In the meantime, the better approach is to temporarily retire the software until a patch becomes available, and use another alternative like KMPlayer, GOM Player or Media Player Classic. Though if you feel like it, you can download the proof-of-concept video from the original filer of the bug to see if it crashes your VLC installation (it didn't crash on my end) and decide for yourself.

Permalink to story.

 

seeprime

Posts: 573   +695
I opened the heap-over-flow.mp4 file (WIndows 10 Pro 64-bit). All it did was lock up VLC 3.0.7.1. Task Manager closed it. It didn't crash. So, if any new videos act weirdly, they've been modified. This doesn't seem to be a real problem, at least for now.
 

DukeJukem

Posts: 234   +232
Besides the sharpening slider, I dont see why people use vlc anymore. media player classic black edition is the best imo
 

trparky

Posts: 943   +993
I opened the heap-over-flow.mp4 file (WIndows 10 Pro 64-bit). All it did was lock up VLC 3.0.7.1. Task Manager closed it. It didn't crash. So, if any new videos act weirdly, they've been modified. This doesn't seem to be a real problem, at least for now.
Not even that, I open the file in the same version of VLC on a Windows 10 Pro 64-bit system and nothing happened. No lock-up, nothing happened. I could still open the About window after opening the file. The window did blink but that's about it. I even enabled Windows Defender Exploit Guard for VLC and opened the file again, nothing happened.
 

antiproduct

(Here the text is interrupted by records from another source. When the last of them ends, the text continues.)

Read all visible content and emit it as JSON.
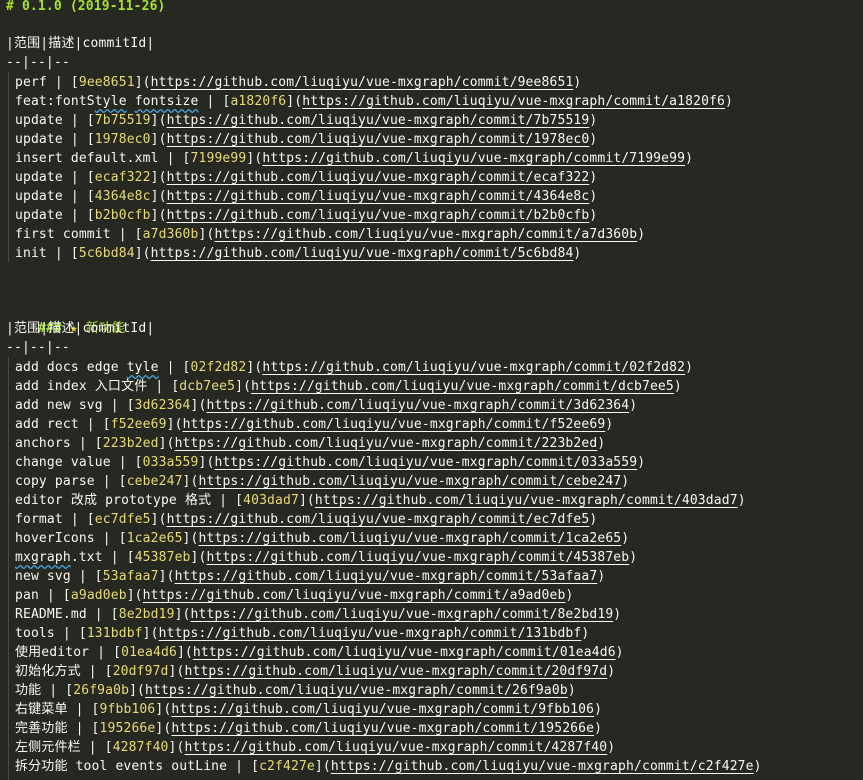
{
  "sections": [
    {
      "heading": "# 0.1.0 (2019-11-26)",
      "table_header": "|范围|描述|commitId|",
      "separator": "--|--|--",
      "rows": [
        {
          "desc": "perf",
          "hash": "9ee8651",
          "url": "https://github.com/liuqiyu/vue-mxgraph/commit/9ee8651"
        },
        {
          "desc": "feat:fontStyle fontsize",
          "hash": "a1820f6",
          "url": "https://github.com/liuqiyu/vue-mxgraph/commit/a1820f6"
        },
        {
          "desc": "update",
          "hash": "7b75519",
          "url": "https://github.com/liuqiyu/vue-mxgraph/commit/7b75519"
        },
        {
          "desc": "update",
          "hash": "1978ec0",
          "url": "https://github.com/liuqiyu/vue-mxgraph/commit/1978ec0"
        },
        {
          "desc": "insert default.xml",
          "hash": "7199e99",
          "url": "https://github.com/liuqiyu/vue-mxgraph/commit/7199e99"
        },
        {
          "desc": "update",
          "hash": "ecaf322",
          "url": "https://github.com/liuqiyu/vue-mxgraph/commit/ecaf322"
        },
        {
          "desc": "update",
          "hash": "4364e8c",
          "url": "https://github.com/liuqiyu/vue-mxgraph/commit/4364e8c"
        },
        {
          "desc": "update",
          "hash": "b2b0cfb",
          "url": "https://github.com/liuqiyu/vue-mxgraph/commit/b2b0cfb"
        },
        {
          "desc": "first commit",
          "hash": "a7d360b",
          "url": "https://github.com/liuqiyu/vue-mxgraph/commit/a7d360b"
        },
        {
          "desc": "init",
          "hash": "5c6bd84",
          "url": "https://github.com/liuqiyu/vue-mxgraph/commit/5c6bd84"
        }
      ]
    },
    {
      "heading_prefix": "###",
      "heading_icon": "star-icon",
      "heading_text": "新功能",
      "table_header": "|范围|描述|commitId|",
      "separator": "--|--|--",
      "rows": [
        {
          "desc": "add docs edge tyle",
          "hash": "02f2d82",
          "url": "https://github.com/liuqiyu/vue-mxgraph/commit/02f2d82"
        },
        {
          "desc": "add index 入口文件",
          "hash": "dcb7ee5",
          "url": "https://github.com/liuqiyu/vue-mxgraph/commit/dcb7ee5"
        },
        {
          "desc": "add new svg",
          "hash": "3d62364",
          "url": "https://github.com/liuqiyu/vue-mxgraph/commit/3d62364"
        },
        {
          "desc": "add rect",
          "hash": "f52ee69",
          "url": "https://github.com/liuqiyu/vue-mxgraph/commit/f52ee69"
        },
        {
          "desc": "anchors",
          "hash": "223b2ed",
          "url": "https://github.com/liuqiyu/vue-mxgraph/commit/223b2ed"
        },
        {
          "desc": "change value",
          "hash": "033a559",
          "url": "https://github.com/liuqiyu/vue-mxgraph/commit/033a559"
        },
        {
          "desc": "copy parse",
          "hash": "cebe247",
          "url": "https://github.com/liuqiyu/vue-mxgraph/commit/cebe247"
        },
        {
          "desc": "editor 改成 prototype 格式",
          "hash": "403dad7",
          "url": "https://github.com/liuqiyu/vue-mxgraph/commit/403dad7"
        },
        {
          "desc": "format",
          "hash": "ec7dfe5",
          "url": "https://github.com/liuqiyu/vue-mxgraph/commit/ec7dfe5"
        },
        {
          "desc": "hoverIcons",
          "hash": "1ca2e65",
          "url": "https://github.com/liuqiyu/vue-mxgraph/commit/1ca2e65"
        },
        {
          "desc": "mxgraph.txt",
          "hash": "45387eb",
          "url": "https://github.com/liuqiyu/vue-mxgraph/commit/45387eb"
        },
        {
          "desc": "new svg",
          "hash": "53afaa7",
          "url": "https://github.com/liuqiyu/vue-mxgraph/commit/53afaa7"
        },
        {
          "desc": "pan",
          "hash": "a9ad0eb",
          "url": "https://github.com/liuqiyu/vue-mxgraph/commit/a9ad0eb"
        },
        {
          "desc": "README.md",
          "hash": "8e2bd19",
          "url": "https://github.com/liuqiyu/vue-mxgraph/commit/8e2bd19"
        },
        {
          "desc": "tools",
          "hash": "131bdbf",
          "url": "https://github.com/liuqiyu/vue-mxgraph/commit/131bdbf"
        },
        {
          "desc": "使用editor",
          "hash": "01ea4d6",
          "url": "https://github.com/liuqiyu/vue-mxgraph/commit/01ea4d6"
        },
        {
          "desc": "初始化方式",
          "hash": "20df97d",
          "url": "https://github.com/liuqiyu/vue-mxgraph/commit/20df97d"
        },
        {
          "desc": "功能",
          "hash": "26f9a0b",
          "url": "https://github.com/liuqiyu/vue-mxgraph/commit/26f9a0b"
        },
        {
          "desc": "右键菜单",
          "hash": "9fbb106",
          "url": "https://github.com/liuqiyu/vue-mxgraph/commit/9fbb106"
        },
        {
          "desc": "完善功能",
          "hash": "195266e",
          "url": "https://github.com/liuqiyu/vue-mxgraph/commit/195266e"
        },
        {
          "desc": "左侧元件栏",
          "hash": "4287f40",
          "url": "https://github.com/liuqiyu/vue-mxgraph/commit/4287f40"
        },
        {
          "desc": "拆分功能 tool events outLine",
          "hash": "c2f427e",
          "url": "https://github.com/liuqiyu/vue-mxgraph/commit/c2f427e"
        }
      ]
    }
  ],
  "colors": {
    "background": "#272822",
    "heading": "#a6e22e",
    "hash": "#e6db74",
    "text": "#f8f8f2",
    "spellcheck": "#4aa3df"
  }
}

Posts: 194   +229
After freaking out that I just installed VLC 3.0.7.1 on about 30 computers over the past couple weeks, I started researching. Apparently there's an update to all this:

VidelLAN tweeted:
About the "security issue" on #VLC : VLC is not vulnerable.
tl;dr: the issue is in a 3rd party library, called libebml, which was fixed more than 16 months ago.
VLC since version 3.0.3 has the correct version shipped, and @MITREcorp did not even check their claim.

also:
The VLC CVE on the National Vulnerability Database has now been updated, downgrading the severity of the issue from a Base Score of 9.8 (critical) to 5.5 (medium), with the change log also specifying that the “Victim must voluntarily interact with attack mechanism.”

From:
https://gizmodo.com/you-might-want-to-uninstall-vlc-immediately-1836641101
 

Squid Surprise

Posts: 4,136   +3,320
A bit suspicious how VLC people are so quick to defend.... “it doesn’t crash VLC”.... so what? The vulnerability states that it leaves the PC vulnerable - it doesn’t need to crash for that to be true... and while they say it isn’t reproducible, they are “almost finished” a fix.... if it really isn’t broken, why does it need a fix?
 
A bit suspicious how VLC people are so quick to defend.... “it doesn’t crash VLC”.... so what? The vulnerability states that it leaves the PC vulnerable - it doesn’t need to crash for that to be true... and while they say it isn’t reproducible, they are “almost finished” a fix.... if it really isn’t broken, why does it need a fix?

What I find suspicious is people like you commenting a technical issue without the background to understand it.

The guy who reported publicly the "supposed" issue did TOTALLY **** it up. And now he even apologies regarding all the mess everywhere (valid for here also).
https://trac.videolan.org/vlc/ticket/22474#comment:26

- Yes we're fast telling there no issue, because we know our product, we know what we previously fixed, and even the author of that library is part of the team, so HE knows.
- Reporter used an OLD library which was FIXED 18 months ago.
- Reported tagged himself progress and such. We NEVER did.
- CERT just browsed public issues and PICKED is AS IS, without mandatory comments and verification
- Additionally CERT did totally **** up rating the issue. If you want something easy, how is that related to network or every vlc versions ? (how old is MKV)

Team is already small enough, we don't have time to waste on BOGUS issues and Gizmodo's stupid and unverified recommandations.

When there's security issues, we patch them in time.

Oh, yeah, and you can run away to use other products. Since they use the really same libraries, I hope for you they do use the fixed ones we release...